* TASK DIRECTIONS:
Please give the whole listing again word for word, and drop any pictures it holds.

** ENTRIES SUPPLIED follows **

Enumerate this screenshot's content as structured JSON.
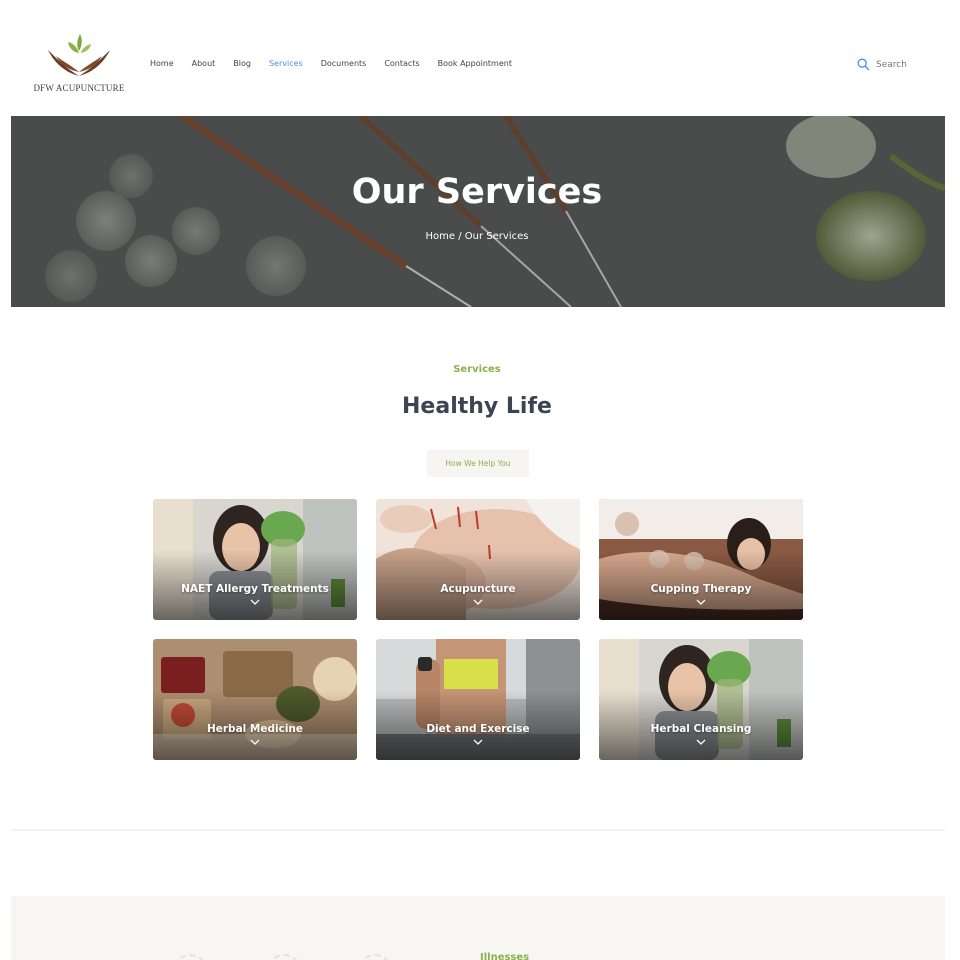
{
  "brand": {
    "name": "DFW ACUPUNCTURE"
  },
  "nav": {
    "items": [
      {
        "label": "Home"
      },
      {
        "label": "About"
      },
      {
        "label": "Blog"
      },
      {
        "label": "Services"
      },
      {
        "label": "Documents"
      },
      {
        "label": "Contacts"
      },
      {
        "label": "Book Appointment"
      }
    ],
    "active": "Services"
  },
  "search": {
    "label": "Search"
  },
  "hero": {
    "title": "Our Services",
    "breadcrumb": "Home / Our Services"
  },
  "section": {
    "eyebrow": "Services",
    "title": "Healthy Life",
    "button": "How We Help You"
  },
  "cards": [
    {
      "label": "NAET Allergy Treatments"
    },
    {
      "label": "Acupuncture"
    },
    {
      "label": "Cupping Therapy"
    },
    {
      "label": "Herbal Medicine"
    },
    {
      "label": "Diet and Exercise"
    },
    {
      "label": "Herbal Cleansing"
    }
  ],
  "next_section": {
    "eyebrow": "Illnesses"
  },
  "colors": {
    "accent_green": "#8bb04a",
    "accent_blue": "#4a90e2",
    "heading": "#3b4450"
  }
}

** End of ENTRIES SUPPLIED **

* EXERCISE ANSWER:
Enumerate this screenshot's content as structured JSON.
{
  "brand": {
    "name": "DFW ACUPUNCTURE"
  },
  "nav": {
    "items": [
      {
        "label": "Home"
      },
      {
        "label": "About"
      },
      {
        "label": "Blog"
      },
      {
        "label": "Services"
      },
      {
        "label": "Documents"
      },
      {
        "label": "Contacts"
      },
      {
        "label": "Book Appointment"
      }
    ],
    "active": "Services"
  },
  "search": {
    "label": "Search"
  },
  "hero": {
    "title": "Our Services",
    "breadcrumb": "Home / Our Services"
  },
  "section": {
    "eyebrow": "Services",
    "title": "Healthy Life",
    "button": "How We Help You"
  },
  "cards": [
    {
      "label": "NAET Allergy Treatments"
    },
    {
      "label": "Acupuncture"
    },
    {
      "label": "Cupping Therapy"
    },
    {
      "label": "Herbal Medicine"
    },
    {
      "label": "Diet and Exercise"
    },
    {
      "label": "Herbal Cleansing"
    }
  ],
  "next_section": {
    "eyebrow": "Illnesses"
  },
  "colors": {
    "accent_green": "#8bb04a",
    "accent_blue": "#4a90e2",
    "heading": "#3b4450"
  }
}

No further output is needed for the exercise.